Deep learning, a branch of machine learning, can serve as a powerful toolkit for studies in ecology and evolutionary biology. In the era of big data, gaining more insight into complex patterns within a dataset can be transformative for conducting comparative analyses. The field of comparative phylogenetics has become increasingly interested in exploiting massive datasets to uncover factors that have played a role in the macroevolutionary diversification of taxa. One such factor is the evolution of color pattern in fishes. With fish representing half of all vertebrates, and reef-fishes comprising one of the most diverse assemblages of vertebrates on Earth, mapping color pattern evolution onto the tree of life of fishes will enhance our current knowledge of their diversification through time. Yet, carefully curated datasets comprised of high-quality fish images with transparent backgrounds are required for accurately quantifying features of color and pattern within these taxa (Alfaro et al. 2019). A rate-limiting step in preparing these fish images for comparative analyses is the cost associated with accurately and consistently digitizing these fish images manually. We sought to implement robust deep learning models to more efficiently curate our datasets, however, a steep gap in the deep learning model space for performing high-quality continuous image segmentation exists as these popular models have been previously trained with common household objects in common contexts. We therefore present a deep learning pipeline to perform high-throughput phenoscaping by accurately generating high-quality, digitized fish images through continuous, instance segmentation using regions with convolutional neural networks (R-CNN). Our model extends previous work by Microsoft for large-scale object detection (Lin et al. 2015) while preserving essential morphological characteristics of the fish body necessary for comparative color pattern geometric analyses.

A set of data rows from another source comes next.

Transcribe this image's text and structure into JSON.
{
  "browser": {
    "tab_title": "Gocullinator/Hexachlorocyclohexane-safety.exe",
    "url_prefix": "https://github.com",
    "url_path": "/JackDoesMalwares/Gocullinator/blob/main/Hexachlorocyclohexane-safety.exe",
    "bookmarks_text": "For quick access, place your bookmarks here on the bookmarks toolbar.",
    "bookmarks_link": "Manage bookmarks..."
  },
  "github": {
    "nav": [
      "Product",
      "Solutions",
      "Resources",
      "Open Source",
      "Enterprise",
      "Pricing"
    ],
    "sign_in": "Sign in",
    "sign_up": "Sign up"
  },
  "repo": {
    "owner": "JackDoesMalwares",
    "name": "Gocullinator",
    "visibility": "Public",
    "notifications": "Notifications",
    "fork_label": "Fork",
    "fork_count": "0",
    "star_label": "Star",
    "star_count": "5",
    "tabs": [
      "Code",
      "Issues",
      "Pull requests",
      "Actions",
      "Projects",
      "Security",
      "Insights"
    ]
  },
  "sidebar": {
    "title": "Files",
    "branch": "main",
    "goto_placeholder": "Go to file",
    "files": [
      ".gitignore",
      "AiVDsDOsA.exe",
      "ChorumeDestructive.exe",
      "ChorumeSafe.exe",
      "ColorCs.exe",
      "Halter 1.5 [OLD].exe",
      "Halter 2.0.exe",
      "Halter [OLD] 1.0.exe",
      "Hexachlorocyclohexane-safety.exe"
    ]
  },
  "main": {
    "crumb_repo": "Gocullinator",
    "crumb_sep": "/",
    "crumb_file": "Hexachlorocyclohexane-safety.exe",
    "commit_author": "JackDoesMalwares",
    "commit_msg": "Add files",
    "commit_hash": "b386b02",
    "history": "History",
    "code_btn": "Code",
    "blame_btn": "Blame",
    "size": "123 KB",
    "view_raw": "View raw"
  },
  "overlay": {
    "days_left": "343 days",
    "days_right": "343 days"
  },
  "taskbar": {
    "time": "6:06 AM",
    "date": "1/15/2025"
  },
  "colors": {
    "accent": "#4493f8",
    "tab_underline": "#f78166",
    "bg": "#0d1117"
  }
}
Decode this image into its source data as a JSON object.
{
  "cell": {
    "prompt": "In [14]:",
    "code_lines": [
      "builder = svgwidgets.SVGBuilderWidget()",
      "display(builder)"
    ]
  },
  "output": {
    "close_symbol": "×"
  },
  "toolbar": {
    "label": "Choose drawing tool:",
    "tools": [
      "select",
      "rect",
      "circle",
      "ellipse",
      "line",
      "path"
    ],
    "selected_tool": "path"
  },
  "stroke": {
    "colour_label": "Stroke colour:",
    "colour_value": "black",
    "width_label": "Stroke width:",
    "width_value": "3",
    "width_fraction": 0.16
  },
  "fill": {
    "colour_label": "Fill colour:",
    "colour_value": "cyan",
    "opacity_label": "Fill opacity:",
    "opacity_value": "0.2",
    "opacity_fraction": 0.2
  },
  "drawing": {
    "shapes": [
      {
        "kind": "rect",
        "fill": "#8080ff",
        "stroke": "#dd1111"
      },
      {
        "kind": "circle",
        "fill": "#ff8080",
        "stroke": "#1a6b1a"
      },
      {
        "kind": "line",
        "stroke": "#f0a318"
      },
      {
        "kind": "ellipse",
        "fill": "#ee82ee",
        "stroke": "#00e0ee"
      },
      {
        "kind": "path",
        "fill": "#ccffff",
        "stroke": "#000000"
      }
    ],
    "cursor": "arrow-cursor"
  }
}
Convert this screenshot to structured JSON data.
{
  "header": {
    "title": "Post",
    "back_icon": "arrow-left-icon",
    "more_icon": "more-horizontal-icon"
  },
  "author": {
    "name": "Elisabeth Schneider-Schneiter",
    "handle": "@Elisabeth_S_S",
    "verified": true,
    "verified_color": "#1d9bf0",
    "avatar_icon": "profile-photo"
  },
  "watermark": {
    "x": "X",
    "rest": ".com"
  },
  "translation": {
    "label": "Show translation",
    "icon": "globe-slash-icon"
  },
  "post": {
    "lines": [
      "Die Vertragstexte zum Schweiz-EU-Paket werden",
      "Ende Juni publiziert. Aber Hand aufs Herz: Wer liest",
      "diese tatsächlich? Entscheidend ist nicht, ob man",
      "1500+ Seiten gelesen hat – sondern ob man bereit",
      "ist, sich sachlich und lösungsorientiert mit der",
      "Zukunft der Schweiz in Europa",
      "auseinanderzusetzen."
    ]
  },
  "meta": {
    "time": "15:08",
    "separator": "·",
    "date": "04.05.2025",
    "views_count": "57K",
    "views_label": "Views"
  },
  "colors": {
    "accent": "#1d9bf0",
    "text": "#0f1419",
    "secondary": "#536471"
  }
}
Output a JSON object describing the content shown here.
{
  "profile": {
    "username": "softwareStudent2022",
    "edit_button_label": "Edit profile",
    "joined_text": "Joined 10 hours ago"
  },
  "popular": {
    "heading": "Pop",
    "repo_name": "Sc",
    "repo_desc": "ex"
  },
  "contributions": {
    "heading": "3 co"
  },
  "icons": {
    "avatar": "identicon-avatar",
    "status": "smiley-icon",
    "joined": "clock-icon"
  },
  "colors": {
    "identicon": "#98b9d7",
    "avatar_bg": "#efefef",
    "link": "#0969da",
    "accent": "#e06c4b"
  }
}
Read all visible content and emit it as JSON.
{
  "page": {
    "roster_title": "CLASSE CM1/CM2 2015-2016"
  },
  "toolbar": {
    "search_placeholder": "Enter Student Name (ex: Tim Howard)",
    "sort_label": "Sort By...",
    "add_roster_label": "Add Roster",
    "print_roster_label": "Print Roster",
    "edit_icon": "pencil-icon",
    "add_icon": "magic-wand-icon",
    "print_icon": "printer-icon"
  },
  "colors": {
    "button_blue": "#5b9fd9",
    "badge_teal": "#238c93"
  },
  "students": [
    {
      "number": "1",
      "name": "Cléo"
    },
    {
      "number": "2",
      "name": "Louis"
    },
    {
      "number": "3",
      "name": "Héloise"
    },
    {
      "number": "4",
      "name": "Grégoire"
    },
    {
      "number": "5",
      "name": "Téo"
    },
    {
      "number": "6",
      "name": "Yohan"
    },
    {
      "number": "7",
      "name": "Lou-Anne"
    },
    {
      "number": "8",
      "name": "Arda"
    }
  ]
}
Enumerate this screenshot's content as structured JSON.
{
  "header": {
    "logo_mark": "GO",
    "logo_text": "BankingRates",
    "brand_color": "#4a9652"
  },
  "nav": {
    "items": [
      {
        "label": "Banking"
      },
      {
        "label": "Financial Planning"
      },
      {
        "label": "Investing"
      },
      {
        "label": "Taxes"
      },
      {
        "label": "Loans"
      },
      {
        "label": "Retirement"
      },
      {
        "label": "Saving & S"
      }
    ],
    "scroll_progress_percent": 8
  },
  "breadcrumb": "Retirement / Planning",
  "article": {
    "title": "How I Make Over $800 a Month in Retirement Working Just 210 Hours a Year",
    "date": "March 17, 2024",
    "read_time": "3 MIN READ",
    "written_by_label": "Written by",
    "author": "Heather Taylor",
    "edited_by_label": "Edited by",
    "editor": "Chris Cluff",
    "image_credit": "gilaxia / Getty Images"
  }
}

Authors: Shawn T. Schwartz*, Michael E. Alfaro, UCLA Department of Ecology and Evolutionary Biology